Diabetes: Don’t cut corners, get help

  The costs of managing diabetes can take their toll. A year’s worth of routine care — medication, glucose test strips, syringes, and other supplies, as well as doctor appointments — can run about $6,000. And that doesn’t include the costs for any complications.   However, cutting back on tests or treatments to save money may compromise your efforts to control your condition, according to one study. More than half of the people who were unsuccessful in managing their condition said they had put off going to a doctor, didn’t fill a prescription, or tried other cost-cutting measures.   Instead of skimping on care, get the most for your healthcare dollars. Check your health plan. Many insurance companies offer disease-management programs for people with diabetes so they can take control of their condition and reduce any health issues.   Many disease management programs offer 24/7access to a registered nurse. "Advice nurses" usually provide general tips on managing diabetes. Many have access to your medical records, so they can provide personalized recommendations.   Also, ask your pharmacist or health plan about lower cost glucose monitor and test strip combinations. Sometimes, an inexpensive monitor and more costly test strips can add up to higher costs than if you buy a more expensive monitor with less expensive test strips. Ask your doctor about whether she or he can suggest lower cost, equally effective medications to control your diabetes.

Why Is This Flu Season So Deadly?

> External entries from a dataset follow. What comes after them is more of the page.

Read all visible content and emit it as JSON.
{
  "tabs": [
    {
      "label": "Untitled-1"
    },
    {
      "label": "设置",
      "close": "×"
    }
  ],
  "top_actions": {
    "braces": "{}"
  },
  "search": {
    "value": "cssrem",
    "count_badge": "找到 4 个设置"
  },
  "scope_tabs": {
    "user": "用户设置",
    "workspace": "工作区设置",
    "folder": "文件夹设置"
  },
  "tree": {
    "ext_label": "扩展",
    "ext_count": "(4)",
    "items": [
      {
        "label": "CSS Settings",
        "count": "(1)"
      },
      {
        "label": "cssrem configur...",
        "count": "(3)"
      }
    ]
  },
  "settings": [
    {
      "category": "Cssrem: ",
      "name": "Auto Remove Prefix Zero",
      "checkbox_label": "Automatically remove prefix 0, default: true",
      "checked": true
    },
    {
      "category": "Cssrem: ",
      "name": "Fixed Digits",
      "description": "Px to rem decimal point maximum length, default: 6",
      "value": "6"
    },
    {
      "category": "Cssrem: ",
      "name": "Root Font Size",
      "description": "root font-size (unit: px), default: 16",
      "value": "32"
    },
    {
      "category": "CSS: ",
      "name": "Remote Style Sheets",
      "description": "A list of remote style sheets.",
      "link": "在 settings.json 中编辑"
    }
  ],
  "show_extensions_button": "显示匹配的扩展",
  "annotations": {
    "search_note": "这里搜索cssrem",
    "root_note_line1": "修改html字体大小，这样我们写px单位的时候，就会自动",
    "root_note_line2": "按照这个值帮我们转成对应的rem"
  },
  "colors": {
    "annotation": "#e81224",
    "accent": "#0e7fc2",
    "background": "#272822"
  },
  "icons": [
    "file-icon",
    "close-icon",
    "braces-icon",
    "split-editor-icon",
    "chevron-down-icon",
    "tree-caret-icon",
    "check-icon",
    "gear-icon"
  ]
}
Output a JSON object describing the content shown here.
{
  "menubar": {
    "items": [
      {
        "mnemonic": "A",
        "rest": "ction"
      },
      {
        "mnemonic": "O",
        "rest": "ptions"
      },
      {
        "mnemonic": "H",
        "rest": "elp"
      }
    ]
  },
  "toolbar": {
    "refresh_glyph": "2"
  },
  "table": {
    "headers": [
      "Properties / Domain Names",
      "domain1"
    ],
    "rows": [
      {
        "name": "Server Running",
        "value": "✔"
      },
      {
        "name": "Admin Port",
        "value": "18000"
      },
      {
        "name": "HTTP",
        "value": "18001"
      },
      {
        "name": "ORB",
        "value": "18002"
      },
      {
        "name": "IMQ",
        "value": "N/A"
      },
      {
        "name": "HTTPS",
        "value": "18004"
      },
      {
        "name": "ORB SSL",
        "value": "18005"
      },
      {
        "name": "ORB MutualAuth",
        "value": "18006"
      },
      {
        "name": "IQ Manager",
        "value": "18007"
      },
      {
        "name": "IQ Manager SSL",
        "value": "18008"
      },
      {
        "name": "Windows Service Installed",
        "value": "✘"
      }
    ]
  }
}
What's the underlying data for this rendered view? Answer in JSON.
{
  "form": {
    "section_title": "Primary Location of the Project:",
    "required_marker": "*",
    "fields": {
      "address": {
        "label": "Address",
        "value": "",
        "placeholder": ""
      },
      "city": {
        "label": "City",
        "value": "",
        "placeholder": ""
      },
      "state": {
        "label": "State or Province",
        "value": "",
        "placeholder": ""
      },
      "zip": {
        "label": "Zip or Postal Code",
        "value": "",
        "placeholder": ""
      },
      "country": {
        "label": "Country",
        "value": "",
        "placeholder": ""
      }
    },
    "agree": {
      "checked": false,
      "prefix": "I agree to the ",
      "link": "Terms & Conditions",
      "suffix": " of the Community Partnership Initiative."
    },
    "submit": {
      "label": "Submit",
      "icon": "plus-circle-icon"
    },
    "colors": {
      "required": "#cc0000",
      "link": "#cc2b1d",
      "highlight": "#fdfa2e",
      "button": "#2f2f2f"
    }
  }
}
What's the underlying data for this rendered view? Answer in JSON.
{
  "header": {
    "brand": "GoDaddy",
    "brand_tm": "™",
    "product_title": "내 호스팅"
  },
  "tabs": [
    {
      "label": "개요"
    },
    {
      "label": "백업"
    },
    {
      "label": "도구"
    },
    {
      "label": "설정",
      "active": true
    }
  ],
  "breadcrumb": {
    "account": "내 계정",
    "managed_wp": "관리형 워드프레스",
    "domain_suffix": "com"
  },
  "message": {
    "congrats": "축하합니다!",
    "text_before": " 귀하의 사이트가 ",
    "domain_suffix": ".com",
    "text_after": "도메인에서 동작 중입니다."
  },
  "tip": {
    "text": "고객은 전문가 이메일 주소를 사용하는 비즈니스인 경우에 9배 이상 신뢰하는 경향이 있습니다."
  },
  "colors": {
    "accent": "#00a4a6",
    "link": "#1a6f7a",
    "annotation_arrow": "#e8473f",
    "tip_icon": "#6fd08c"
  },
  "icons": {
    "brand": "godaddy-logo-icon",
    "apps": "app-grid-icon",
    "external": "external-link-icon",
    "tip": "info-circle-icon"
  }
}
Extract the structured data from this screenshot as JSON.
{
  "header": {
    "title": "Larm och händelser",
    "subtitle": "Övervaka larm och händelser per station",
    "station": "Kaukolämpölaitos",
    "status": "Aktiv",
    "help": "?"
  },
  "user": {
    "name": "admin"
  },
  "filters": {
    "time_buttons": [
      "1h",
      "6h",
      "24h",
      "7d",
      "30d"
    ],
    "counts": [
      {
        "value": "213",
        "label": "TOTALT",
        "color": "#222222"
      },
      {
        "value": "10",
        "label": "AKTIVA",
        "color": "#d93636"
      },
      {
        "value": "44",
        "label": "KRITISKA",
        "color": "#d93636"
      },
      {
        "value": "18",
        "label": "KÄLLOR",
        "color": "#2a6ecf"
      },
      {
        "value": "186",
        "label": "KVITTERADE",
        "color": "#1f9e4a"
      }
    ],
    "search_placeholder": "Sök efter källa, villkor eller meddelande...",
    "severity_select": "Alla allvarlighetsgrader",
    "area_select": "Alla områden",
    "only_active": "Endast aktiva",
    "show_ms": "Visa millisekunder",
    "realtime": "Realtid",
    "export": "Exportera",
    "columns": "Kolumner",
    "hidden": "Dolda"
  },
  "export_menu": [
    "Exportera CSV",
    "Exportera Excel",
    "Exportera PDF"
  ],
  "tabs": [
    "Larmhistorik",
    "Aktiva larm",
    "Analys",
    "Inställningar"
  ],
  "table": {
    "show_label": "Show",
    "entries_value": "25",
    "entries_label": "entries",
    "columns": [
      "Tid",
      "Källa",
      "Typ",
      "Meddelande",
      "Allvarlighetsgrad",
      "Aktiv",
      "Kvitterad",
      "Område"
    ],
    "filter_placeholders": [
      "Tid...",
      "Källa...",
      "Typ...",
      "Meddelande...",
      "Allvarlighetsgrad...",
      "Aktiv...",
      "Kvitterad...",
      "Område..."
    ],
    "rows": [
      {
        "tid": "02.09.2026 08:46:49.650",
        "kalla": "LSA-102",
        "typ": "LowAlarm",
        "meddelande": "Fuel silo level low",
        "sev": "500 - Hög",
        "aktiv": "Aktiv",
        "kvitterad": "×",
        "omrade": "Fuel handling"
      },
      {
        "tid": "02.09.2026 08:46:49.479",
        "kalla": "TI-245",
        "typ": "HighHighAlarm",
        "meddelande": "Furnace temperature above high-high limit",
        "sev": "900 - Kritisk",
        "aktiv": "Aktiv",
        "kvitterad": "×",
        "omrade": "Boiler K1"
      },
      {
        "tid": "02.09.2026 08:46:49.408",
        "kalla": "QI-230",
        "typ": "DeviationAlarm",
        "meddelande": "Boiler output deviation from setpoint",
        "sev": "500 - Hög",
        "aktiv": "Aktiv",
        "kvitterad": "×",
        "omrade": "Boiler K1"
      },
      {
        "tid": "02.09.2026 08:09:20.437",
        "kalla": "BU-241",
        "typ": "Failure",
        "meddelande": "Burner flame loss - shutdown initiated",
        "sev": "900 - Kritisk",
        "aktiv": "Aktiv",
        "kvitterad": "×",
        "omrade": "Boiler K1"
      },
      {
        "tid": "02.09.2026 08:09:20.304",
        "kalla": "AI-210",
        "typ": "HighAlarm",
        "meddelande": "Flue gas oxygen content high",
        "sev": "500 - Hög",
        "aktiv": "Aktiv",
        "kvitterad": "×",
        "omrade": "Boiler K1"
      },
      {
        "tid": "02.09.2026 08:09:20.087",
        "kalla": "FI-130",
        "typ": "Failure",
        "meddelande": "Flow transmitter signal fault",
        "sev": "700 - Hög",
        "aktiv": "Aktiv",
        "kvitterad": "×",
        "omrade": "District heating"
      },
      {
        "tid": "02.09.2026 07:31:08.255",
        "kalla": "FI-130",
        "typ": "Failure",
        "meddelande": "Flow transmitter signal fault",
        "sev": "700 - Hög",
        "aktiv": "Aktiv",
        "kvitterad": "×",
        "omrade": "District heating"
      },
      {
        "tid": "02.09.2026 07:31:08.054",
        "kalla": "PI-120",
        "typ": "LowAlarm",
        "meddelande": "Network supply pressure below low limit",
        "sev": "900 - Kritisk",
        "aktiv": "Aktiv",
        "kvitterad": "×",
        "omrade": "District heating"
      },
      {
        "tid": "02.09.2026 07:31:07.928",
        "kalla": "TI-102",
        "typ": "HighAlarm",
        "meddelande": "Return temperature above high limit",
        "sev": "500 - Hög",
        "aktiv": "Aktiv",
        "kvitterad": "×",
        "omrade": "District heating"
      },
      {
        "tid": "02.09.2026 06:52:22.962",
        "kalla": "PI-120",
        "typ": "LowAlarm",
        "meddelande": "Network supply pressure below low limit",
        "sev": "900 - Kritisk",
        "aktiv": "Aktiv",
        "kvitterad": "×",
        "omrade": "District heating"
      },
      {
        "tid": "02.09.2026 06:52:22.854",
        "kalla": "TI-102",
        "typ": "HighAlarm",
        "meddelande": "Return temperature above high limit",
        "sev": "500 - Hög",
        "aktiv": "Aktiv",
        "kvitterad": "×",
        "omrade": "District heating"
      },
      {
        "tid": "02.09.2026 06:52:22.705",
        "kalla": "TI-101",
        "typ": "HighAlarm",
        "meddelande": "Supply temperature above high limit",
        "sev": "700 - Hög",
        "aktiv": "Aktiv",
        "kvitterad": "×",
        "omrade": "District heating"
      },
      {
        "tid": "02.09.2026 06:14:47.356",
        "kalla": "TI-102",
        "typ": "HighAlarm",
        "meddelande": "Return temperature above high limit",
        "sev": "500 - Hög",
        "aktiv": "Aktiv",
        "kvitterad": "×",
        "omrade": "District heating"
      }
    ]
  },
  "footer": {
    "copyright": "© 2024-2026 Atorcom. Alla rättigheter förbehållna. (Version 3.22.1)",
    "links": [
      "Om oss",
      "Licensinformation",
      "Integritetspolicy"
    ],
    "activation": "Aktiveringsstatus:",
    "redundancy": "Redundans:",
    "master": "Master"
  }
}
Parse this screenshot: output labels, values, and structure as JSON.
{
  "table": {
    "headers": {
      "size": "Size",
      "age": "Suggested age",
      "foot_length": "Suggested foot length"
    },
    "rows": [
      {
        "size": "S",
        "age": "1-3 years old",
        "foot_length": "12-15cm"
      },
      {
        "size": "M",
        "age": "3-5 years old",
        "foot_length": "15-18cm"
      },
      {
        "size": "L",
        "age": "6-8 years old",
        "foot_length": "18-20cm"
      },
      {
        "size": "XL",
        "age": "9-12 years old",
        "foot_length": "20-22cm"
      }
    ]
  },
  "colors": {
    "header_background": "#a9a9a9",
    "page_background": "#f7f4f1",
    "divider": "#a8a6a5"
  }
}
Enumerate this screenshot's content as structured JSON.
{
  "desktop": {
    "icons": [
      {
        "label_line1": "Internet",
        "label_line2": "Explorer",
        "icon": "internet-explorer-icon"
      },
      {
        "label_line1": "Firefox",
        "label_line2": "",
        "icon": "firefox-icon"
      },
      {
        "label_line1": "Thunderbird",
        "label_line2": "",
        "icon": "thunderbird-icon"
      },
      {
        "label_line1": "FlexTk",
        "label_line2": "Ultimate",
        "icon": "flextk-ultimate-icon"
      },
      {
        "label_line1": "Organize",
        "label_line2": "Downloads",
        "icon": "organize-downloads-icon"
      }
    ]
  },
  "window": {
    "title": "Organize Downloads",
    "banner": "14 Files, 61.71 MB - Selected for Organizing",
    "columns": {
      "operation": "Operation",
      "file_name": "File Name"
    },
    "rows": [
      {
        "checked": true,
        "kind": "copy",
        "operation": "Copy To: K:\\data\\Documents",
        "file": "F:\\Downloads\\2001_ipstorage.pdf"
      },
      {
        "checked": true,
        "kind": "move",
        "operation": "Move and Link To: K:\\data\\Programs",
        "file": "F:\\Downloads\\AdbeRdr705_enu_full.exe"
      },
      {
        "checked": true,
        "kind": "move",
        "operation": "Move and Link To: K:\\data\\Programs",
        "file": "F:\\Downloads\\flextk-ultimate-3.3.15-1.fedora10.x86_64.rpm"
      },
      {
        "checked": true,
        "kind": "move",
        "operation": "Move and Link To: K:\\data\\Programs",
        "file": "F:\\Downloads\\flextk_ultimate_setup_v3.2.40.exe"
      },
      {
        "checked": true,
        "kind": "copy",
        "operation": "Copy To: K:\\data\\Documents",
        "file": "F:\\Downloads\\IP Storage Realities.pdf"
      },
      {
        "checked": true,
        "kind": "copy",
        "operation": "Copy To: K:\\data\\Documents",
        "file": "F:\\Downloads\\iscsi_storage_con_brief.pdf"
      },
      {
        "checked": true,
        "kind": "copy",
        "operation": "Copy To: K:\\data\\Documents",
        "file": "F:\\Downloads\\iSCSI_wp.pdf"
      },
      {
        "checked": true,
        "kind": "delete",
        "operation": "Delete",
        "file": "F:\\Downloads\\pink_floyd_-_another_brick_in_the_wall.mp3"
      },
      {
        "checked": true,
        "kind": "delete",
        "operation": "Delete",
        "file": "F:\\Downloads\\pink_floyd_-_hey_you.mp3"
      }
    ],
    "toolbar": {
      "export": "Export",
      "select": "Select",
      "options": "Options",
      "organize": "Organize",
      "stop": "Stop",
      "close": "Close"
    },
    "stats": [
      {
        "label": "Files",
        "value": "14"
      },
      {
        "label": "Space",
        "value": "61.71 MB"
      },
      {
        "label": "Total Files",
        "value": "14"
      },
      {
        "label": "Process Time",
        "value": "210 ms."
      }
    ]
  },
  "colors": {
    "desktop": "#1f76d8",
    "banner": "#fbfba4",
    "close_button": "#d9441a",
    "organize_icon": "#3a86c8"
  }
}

According to www.cnn.com, This flu season is fierce and has already claimed the lives of at least 37 children in the United States, according to the Centers for Disease Control and Prevention. There were 11,965 laboratory-confirmed flu-related hospitalizations reported from October 1 to January 20. The number of people infected with influenza is believed to be much higher because not everyone goes to their doctor when they are sick, nor do doctors test every patient. Added to those scary stats, the World Health Organization estimates that annual flu epidemics result in about 3 to 5 million cases of severe illness globally and 290,000 to 650,000 deaths. Although the fever and aches may feel terrible, most of us don't die from the flu. So how exactly does this common illness lead to so many dying? "Influenza and its complications disproportionately affect people who are 65 and older. They account for 80% of the deaths," said Dr. William Schaffner, an infectious disease specialist at Vanderbilt University. But young children and people who have an underlying illness, such as heart disease, lung disease or diabetes, are susceptible to dying from the flu as well, he said. There are three ways adults can succumb to Pneumonia.

What is pneumonia?

"The usual flu death is a person who gets influenza, gets all that inflammation in their chest, and then has the complication of pneumonia," explained Schaffner, who added that this is a "long, drawn-out process." Pneumonia is an infection that causes the small air sacs of the lungs to fill with fluid or pus. Though this is the most common route to death, flu can be fatal for more unusual reasons. Click here for flu prevention   Source- cnn